"Generali's letter offered Mrs. Haberfeld a meager $500 for claims on her husband's and daughter's insurance policies that are decades overdue and are of substantial value," says William M. Shernoff, the lawsuit's lead attorney. Shernoff has handled several Holocaust life insurance claims against the insurer.
By comparison, in 1999 the New York Times reported Generali settled an unpaid Holocaust-era life insurance policy claim for $1.2 million.
The latest charges levied against Generali come amid mounting allegations that the insurer, and other European insurance companies, continue to deny claims of Holocaust survivors and their heirs. It has been reported that they have denied close to 90 percent of all the survivors' claims. The companies often stonewall claimants, demanding nonexistent death certificates from relatives of those who died in concentration camps.
"If there ever is a group that deserves their day in court it is these survivors," Shernoff says.
According to Haberfeld's attorneys, Generali's form letters imply that the company is acting on behalf of the International Commission of Holocaust Era Insurance Claims (ICHEIC). However, Shernoff says ICHEIC is actually a private consortium funded by five major European insurers — Allianz, Axa, Generali, Winterhur, and Zurich — that has no official standing and has "no power to do anything Generali doesn't want to do."

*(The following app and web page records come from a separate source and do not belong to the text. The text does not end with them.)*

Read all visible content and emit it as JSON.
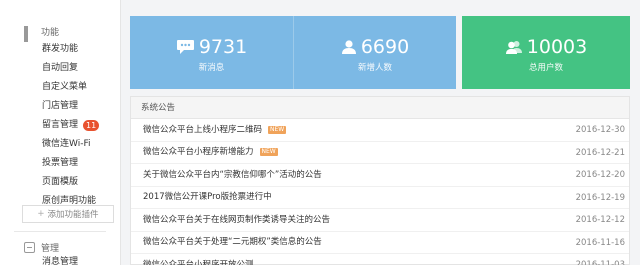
{
  "sidebar": {
    "section1": {
      "label": "功能",
      "icon": "grid-icon"
    },
    "items": [
      {
        "label": "群发功能"
      },
      {
        "label": "自动回复"
      },
      {
        "label": "自定义菜单"
      },
      {
        "label": "门店管理"
      },
      {
        "label": "留言管理",
        "badge": "11"
      },
      {
        "label": "微信连Wi-Fi"
      },
      {
        "label": "投票管理"
      },
      {
        "label": "页面模版"
      },
      {
        "label": "原创声明功能"
      }
    ],
    "add_plugin": {
      "plus": "+",
      "label": "添加功能插件"
    },
    "section2": {
      "label": "管理",
      "icon": "inbox-icon"
    },
    "items2": [
      {
        "label": "消息管理"
      }
    ]
  },
  "stats": [
    {
      "value": "9731",
      "label": "新消息",
      "icon": "chat-icon",
      "color": "#7cb9e5"
    },
    {
      "value": "6690",
      "label": "新增人数",
      "icon": "person-icon",
      "color": "#7cb9e5"
    },
    {
      "value": "10003",
      "label": "总用户数",
      "icon": "users-icon",
      "color": "#44c383"
    }
  ],
  "notices": {
    "title": "系统公告",
    "new_tag": "NEW",
    "items": [
      {
        "text": "微信公众平台上线小程序二维码",
        "date": "2016-12-30",
        "new": true
      },
      {
        "text": "微信公众平台小程序新增能力",
        "date": "2016-12-21",
        "new": true
      },
      {
        "text": "关于微信公众平台内“宗教信仰哪个”活动的公告",
        "date": "2016-12-20",
        "new": false
      },
      {
        "text": "2017微信公开课Pro版抢票进行中",
        "date": "2016-12-19",
        "new": false
      },
      {
        "text": "微信公众平台关于在线网页制作类诱导关注的公告",
        "date": "2016-12-12",
        "new": false
      },
      {
        "text": "微信公众平台关于处理“二元期权”类信息的公告",
        "date": "2016-11-16",
        "new": false
      },
      {
        "text": "微信公众平台小程序开放公测",
        "date": "2016-11-03",
        "new": false
      }
    ]
  }
}
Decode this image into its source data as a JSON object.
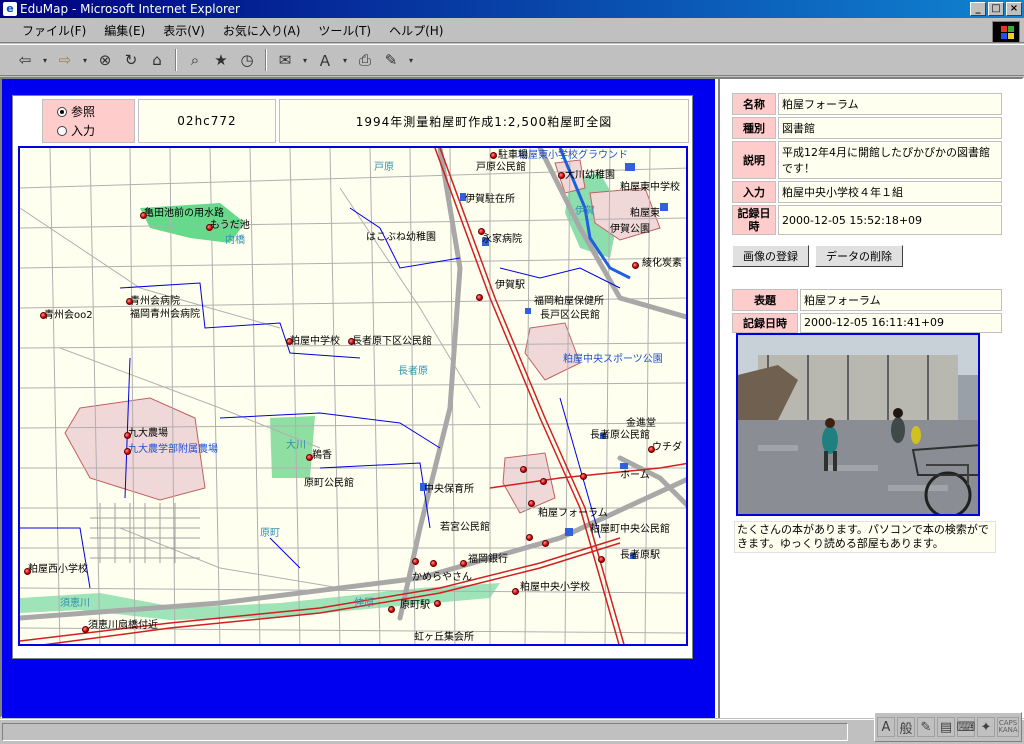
{
  "window": {
    "title": "EduMap - Microsoft Internet Explorer",
    "min": "_",
    "max": "□",
    "close": "×"
  },
  "menu": [
    "ファイル(F)",
    "編集(E)",
    "表示(V)",
    "お気に入り(A)",
    "ツール(T)",
    "ヘルプ(H)"
  ],
  "map_header": {
    "radio_ref": "参照",
    "radio_input": "入力",
    "code": "02hc772",
    "title": "1994年測量粕屋町作成1:2,500粕屋町全図"
  },
  "map_labels": {
    "l1": "粕屋東小学校グラウンド",
    "l2": "戸原公民館",
    "l3": "戸原",
    "l4": "大川幼稚園",
    "l5": "粕屋東中学校",
    "l6": "伊賀駐在所",
    "l7": "亀田池前の用水路",
    "l8": "もうだ池",
    "l9": "内橋",
    "l10": "はこぶね幼稚園",
    "l11": "伊賀公園",
    "l12": "永家病院",
    "l13": "綾化炭素",
    "l14": "伊賀駅",
    "l15": "青州会病院",
    "l16": "福岡青州会病院",
    "l17": "青州会oo2",
    "l18": "福岡粕屋保健所",
    "l19": "長戸区公民館",
    "l20": "粕屋中学校",
    "l21": "長者原下区公民館",
    "l22": "粕屋中央スポーツ公園",
    "l23": "長者原",
    "l24": "九大農場",
    "l25": "九大農学部附属農場",
    "l26": "大川",
    "l27": "鵜香",
    "l28": "原町公民館",
    "l29": "中央保育所",
    "l30": "長者原公民館",
    "l31": "金進堂",
    "l32": "ウチダ",
    "l33": "粕屋フォーラム",
    "l34": "若宮公民館",
    "l35": "粕屋町中央公民館",
    "l36": "長者原駅",
    "l37": "原町",
    "l38": "粕屋西小学校",
    "l39": "須恵川",
    "l40": "かめらやさん",
    "l41": "仲原",
    "l42": "福岡銀行",
    "l43": "粕屋中央小学校",
    "l44": "原町駅",
    "l45": "須恵川扇橋付近",
    "l46": "虹ヶ丘集会所",
    "l47": "伊賀",
    "l48": "粕屋東",
    "l49": "ホーム",
    "l50": "駐車場"
  },
  "record": {
    "name_k": "名称",
    "name_v": "粕屋フォーラム",
    "type_k": "種別",
    "type_v": "図書館",
    "desc_k": "説明",
    "desc_v": "平成12年4月に開館したぴかぴかの図書館です！",
    "input_k": "入力",
    "input_v": "粕屋中央小学校４年１組",
    "date_k": "記録日時",
    "date_v": "2000-12-05 15:52:18+09"
  },
  "buttons": {
    "register_image": "画像の登録",
    "delete_data": "データの削除"
  },
  "image_record": {
    "title_k": "表題",
    "title_v": "粕屋フォーラム",
    "date_k": "記録日時",
    "date_v": "2000-12-05 16:11:41+09",
    "caption": "たくさんの本があります。パソコンで本の検索ができます。ゆっくり読める部屋もあります。"
  },
  "ime": {
    "a": "A",
    "kan": "般",
    "caps": "CAPS KANA"
  }
}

|"ICHEIC is nothing more than a country club for the insurers who want to limit their exposure."|
The lawsuit alleges that ICHEIC holds its meetings at luxury hotels all over the world and has spent more than $30 million on expenses to date — and has committed another $60 million to expenses — while paying out a paltry $3 million to survivors.
"ICHEIC is nothing more than a country club for the insurers who want to limit their exposure," Shernoff says. "It denies the vast majority of the claims presented to it and operates in secret. Generali is trying to supplant the public judicial process with ICHIEC's secret process that is answerable to no one."
Generali is still reviewing the legal complaint and has no comment at this time, according to Peter Simshauser, Generali's lead counsel.
In addition to seeking class action status, the lawsuit seeks to make public the settlements of other similar lawsuits. Presently, these payouts have been kept secret as a result of confidentiality agreements insisted upon by Generali, according to Haberfeld's co-counsel Lisa Stern, a Los Angeles attorney whose family brought the first Holocaust suit under the state's Holocaust Victims Insurance Act.
The lawsuit also seeks to void any settlements induced by Generali's form letters and to prevent Generali from sending out such letters in the future.